RESTORE FILELISTONLY FROM DISK = 'e:\fulldbbackup.bak';

It showed me logical files as well as the full path where the database would actually put the physical files. Since the path on this server was different from what the backup wanted, I had to make sure the database was restored to the correct path for this server. I had to specify exactly where to put the files during restore. The restore script I used was:

FROM DISK = 'e:\fulldbbackup.bak'
MOVE 'datafile' TO 'e:\dbdata.mdf' ,
MOVE 'logfile' TO 'e:\dblogs.ldf' ,
STANDBY = 'e:\undofile.dat' ,
STATS = 10

I used STANDBY because I needed to restore subsequent transaction log backups. It took some time but the restoration completed. Then I needed to restore the log backups. One thing to remember is that logs need to be restored or applied in the sequence they were created. During my explorations, I noticed that if you try to apply a log backup that was created before the full backup was created, SQL Server will give an error and not proceed. If you apply a backup that has already been applied, it will process the backup but will also say that zero pages were processed. So it is my opinion that even if you make a mistake in applying the wrong log backup, it will not destroy your database. Of course, I did not skip a log backup and apply the next one so I cannot say what will happen if you do something like that. The script to restore one log backup is:

RESTORE LOG mydbname
FROM DISK = 'e:\logs\log1.trn'
WITH STANDBY = 'e:\log_undofile.dat',
STATS = 10

I had approximately two weeks worth of transaction log backups that needed to be restored. I could not manually change the name of the log file for each backup. So I thought of writing a script in Python to read the contents of the ‘e:\logs\’ directory and run the script each time with each file name in the directory. Since I am lazy, I sought an easier way. So I did the following:

In Windows command line, I ran:

dir e:\logs\ > e:\allfiles.txt

This created a list of all the files in that directory. But the format was what you would normally get using the dir command. So I used the find and replace feature of my text editor to replace all spaces with a semi-colon. Then I replaced multiple semi-colons with a single semi-colon. Something like:

Find: ‘ ‘ (it means a single space but without the quotes)
Replace: ;
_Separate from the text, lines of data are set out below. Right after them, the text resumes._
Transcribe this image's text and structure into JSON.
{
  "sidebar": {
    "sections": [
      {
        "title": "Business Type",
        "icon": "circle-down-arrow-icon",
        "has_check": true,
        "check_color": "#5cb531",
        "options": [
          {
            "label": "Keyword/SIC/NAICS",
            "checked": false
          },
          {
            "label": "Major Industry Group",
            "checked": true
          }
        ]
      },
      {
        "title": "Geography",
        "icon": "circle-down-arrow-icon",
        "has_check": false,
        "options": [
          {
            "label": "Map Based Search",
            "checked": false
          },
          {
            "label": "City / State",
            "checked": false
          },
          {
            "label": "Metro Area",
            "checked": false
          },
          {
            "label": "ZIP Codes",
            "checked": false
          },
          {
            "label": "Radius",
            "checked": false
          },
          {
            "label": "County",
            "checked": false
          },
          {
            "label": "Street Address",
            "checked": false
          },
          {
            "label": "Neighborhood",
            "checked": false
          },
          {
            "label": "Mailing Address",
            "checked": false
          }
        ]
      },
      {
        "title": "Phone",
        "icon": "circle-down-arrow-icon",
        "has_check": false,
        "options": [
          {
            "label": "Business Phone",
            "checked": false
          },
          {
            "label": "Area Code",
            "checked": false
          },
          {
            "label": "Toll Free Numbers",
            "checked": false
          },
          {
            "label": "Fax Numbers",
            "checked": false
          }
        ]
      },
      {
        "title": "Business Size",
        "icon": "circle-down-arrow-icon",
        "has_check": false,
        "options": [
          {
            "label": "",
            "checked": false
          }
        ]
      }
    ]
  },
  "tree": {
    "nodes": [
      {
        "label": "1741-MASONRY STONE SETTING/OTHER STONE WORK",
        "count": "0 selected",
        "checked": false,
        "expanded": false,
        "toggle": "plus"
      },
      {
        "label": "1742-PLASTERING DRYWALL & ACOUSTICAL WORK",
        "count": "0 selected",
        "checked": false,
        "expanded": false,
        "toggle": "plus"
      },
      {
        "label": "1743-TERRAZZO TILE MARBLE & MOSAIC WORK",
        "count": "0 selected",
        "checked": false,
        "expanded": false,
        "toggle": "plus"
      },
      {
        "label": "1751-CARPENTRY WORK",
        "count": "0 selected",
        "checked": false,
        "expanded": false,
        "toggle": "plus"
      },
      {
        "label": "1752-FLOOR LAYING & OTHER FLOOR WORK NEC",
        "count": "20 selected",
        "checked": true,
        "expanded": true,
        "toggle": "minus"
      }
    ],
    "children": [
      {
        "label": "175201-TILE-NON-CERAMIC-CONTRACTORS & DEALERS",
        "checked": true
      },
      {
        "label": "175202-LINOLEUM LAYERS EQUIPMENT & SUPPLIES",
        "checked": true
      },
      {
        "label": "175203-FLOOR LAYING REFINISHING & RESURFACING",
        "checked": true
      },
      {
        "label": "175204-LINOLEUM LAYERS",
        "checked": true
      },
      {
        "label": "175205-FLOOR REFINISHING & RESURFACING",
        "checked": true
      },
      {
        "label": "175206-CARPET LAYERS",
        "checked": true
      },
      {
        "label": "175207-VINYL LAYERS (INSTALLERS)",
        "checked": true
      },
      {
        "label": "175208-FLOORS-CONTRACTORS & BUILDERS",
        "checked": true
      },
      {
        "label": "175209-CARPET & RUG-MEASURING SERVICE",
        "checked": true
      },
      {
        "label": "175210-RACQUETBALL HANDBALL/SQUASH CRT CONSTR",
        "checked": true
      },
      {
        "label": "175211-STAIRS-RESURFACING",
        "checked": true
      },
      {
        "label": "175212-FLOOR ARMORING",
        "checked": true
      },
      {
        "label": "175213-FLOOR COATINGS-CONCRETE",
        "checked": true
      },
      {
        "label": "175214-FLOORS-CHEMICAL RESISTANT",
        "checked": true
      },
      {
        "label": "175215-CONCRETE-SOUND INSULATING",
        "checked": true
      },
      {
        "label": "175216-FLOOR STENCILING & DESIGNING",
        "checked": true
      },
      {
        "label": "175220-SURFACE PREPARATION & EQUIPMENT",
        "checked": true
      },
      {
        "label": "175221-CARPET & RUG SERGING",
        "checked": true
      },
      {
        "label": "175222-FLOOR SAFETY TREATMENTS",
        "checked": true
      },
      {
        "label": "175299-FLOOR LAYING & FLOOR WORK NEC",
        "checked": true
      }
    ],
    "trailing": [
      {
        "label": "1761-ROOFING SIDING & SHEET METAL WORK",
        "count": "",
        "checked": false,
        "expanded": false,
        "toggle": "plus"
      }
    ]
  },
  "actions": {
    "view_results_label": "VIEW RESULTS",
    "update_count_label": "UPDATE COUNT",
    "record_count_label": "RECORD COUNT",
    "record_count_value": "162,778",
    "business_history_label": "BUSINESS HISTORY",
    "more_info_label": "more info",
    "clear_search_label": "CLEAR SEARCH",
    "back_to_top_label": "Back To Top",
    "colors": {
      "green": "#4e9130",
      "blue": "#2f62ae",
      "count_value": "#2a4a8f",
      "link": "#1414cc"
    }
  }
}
And then

Find: ;;
Replace: ;

I continued replacing multiple semi-colons with a single semi-colon until I got just one after each data. I then opened this csv-type file in Excel (actually, it was’s Calc), copied the column with the file names, and then saved it in a text file.

Again find and replace came to help out. Each file was named like log1.trn, log2.trn, and so on. So I did this:

Find: log
Replace: RESTORE LOG mydbname FROM DISK = ‘e:\logs\log

And another find and replace was:

Find: .trn
Replace: .trn’ WITH STANDBY = ‘e:\log_undofile.dat’, STATS = 10

This created a file with scripts like so:

RESTORE LOG mydbname FROM DISK = 'e:\logs\log1.trn' WITH STANDBY = 'e:\log_undofile.dat', STATS = 10
RESTORE LOG mydbname FROM DISK = 'e:\logs\log2.trn' WITH STANDBY = 'e:\log_undofile.dat', STATS = 10

I saved and opened this file in SQL Analyzer and ran the script. Since there were a whole bunch of the log backup files, it took quite some time to finish the process.

After all the current backups were restored, I made a habit of collecting a week’s worth of log backups and applied them in a similar fashion.

I know this is a very manual process and I could write a Python script once to do all this stuff for me. I intend to write such a script but right now I do not have the time. Besides, this procedure was just for me to learn how to restore backups and then apply transaction log backups.

Some good resources include: (a) Using Standby Servers; (b) SQL Server 2000 Backup and Restore; (c) SQL Server 2000 Backup Types and Recovery Models;